By Hideyuki Sano
TOKYO (Reuters) - Asian shares looked set to struggle on Tuesday to defend the three-year trough hit last month as investors sought more signs of stability in China's slowing economy and volatile financial markets.
MSCI's broadest index of Asia-Pacific shares outside Japan <.MIAPJ0000PUS> on Monday closed near the three-year low hit two weeks ago. In Japan, stock futures suggest Japan's Nikkei (.N225) is likely to post slim gains.
Chinese shares (.SSEC) fell on Monday after a long weekend with tighter futures trading rules and supportive comments by China's central bank governor failing to stem selling pressure.
Also highlighting the sheer size of Beijing's market intervention to halt a slide in the yuan, China's foreign exchange reserves posted their biggest monthly fall on record, $94 billion, in August, data showed on Monday.
"The fall was larger than market expectations... Coupled with other data, it shows that the Chinese authorities have been intervening to support the yuan as capital outflow continues," said Shin Kadota, chief FX strategist at Barclays in Tokyo.
Tuesday will see China's trade data, which is expected to show slowdown in both imports and exports.

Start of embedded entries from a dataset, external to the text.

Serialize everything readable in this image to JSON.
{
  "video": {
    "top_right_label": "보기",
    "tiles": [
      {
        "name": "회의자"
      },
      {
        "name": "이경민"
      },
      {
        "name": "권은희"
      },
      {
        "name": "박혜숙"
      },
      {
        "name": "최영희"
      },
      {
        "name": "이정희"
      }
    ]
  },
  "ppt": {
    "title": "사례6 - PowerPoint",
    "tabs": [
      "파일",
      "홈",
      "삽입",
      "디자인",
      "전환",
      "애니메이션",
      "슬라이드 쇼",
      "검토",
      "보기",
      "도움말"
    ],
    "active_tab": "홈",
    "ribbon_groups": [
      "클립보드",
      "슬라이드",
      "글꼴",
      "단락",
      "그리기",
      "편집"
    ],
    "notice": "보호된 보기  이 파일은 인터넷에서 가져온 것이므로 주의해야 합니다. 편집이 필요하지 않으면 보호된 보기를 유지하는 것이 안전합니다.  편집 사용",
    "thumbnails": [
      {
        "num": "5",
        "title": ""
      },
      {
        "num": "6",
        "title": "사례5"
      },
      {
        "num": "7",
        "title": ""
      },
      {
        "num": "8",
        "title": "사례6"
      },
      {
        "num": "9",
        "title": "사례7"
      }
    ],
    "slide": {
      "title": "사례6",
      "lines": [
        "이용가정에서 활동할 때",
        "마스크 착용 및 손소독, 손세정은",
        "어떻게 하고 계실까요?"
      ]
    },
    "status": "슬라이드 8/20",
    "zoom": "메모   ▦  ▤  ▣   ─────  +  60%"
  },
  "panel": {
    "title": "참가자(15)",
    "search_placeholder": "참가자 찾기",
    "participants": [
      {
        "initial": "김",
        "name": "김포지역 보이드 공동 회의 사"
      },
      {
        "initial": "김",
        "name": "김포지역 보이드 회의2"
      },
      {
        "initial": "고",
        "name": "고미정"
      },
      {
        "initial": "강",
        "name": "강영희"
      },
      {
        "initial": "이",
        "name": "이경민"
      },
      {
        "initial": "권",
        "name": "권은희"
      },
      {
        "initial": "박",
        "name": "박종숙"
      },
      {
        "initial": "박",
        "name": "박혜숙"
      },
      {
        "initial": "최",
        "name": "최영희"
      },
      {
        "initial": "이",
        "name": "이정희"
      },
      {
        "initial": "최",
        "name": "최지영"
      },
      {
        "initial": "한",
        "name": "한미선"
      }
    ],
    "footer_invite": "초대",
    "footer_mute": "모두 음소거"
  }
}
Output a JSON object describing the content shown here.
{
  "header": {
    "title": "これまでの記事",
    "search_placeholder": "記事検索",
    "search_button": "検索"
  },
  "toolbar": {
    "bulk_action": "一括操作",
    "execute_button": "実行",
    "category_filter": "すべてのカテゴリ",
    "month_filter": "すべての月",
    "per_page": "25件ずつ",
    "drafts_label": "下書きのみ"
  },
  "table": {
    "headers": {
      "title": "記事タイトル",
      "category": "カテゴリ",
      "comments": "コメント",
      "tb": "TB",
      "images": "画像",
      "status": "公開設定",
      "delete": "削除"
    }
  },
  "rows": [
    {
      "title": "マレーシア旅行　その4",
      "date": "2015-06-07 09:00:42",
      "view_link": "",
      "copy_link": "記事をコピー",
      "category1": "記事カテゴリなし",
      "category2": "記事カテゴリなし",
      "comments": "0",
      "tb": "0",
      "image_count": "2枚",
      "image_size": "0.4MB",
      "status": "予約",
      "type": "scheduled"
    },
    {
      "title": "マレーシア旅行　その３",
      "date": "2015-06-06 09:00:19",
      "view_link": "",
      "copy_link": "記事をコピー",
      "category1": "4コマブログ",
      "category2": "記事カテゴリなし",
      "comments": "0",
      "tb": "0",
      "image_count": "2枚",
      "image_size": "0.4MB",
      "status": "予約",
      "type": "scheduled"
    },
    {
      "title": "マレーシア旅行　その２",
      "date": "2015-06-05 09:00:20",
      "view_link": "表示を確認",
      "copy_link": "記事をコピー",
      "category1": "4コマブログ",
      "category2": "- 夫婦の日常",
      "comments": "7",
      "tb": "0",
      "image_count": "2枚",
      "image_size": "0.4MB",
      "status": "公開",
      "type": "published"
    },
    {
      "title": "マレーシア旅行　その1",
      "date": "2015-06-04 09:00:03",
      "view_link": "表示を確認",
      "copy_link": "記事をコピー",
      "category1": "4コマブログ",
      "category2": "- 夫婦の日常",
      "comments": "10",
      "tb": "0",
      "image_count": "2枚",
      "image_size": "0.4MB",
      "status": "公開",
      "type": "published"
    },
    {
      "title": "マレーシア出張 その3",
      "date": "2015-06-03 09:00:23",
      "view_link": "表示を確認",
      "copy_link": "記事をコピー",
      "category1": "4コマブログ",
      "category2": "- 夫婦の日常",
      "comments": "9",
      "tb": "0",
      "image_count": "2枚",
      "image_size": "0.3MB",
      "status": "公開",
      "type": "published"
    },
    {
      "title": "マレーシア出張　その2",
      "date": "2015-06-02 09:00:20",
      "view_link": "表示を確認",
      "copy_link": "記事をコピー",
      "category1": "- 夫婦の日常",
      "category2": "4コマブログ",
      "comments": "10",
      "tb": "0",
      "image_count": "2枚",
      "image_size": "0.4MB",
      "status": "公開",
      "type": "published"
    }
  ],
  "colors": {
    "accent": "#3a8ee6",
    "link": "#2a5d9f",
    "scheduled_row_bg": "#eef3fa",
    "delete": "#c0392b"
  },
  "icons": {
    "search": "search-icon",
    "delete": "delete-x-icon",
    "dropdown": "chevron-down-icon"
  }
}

Many Asian and emerging economy currencies faced pressure also as Friday's U.S. employment data did not erase the possibility that the U.S. Federal Reserve will raise interest rates later this year.
Malaysia's ringgit (MYR=) plumbed 17-year low and even the South Korean won (KRW=KFTC) weakened to four-year lows.
With U.S. financial markets shut for holiday on Monday, the dollar moved little against major currencies.
The dollar index stood at 96.166 (=USD), little changed from late last week.
Oil prices fell more than 3 percent on Monday, as fall in Chinese share prices and record North Sea crude production data that added to global supply concerns.
Brent crude futures (LCOc1) fell 3.7 percent to $47.76 per barrel, falling below the 50 percent retracement of their rally late August to $54.32 from 1/2-year low of $42.23.
(Reporting by Hideyuki Sano; Editing by Eric Meijer)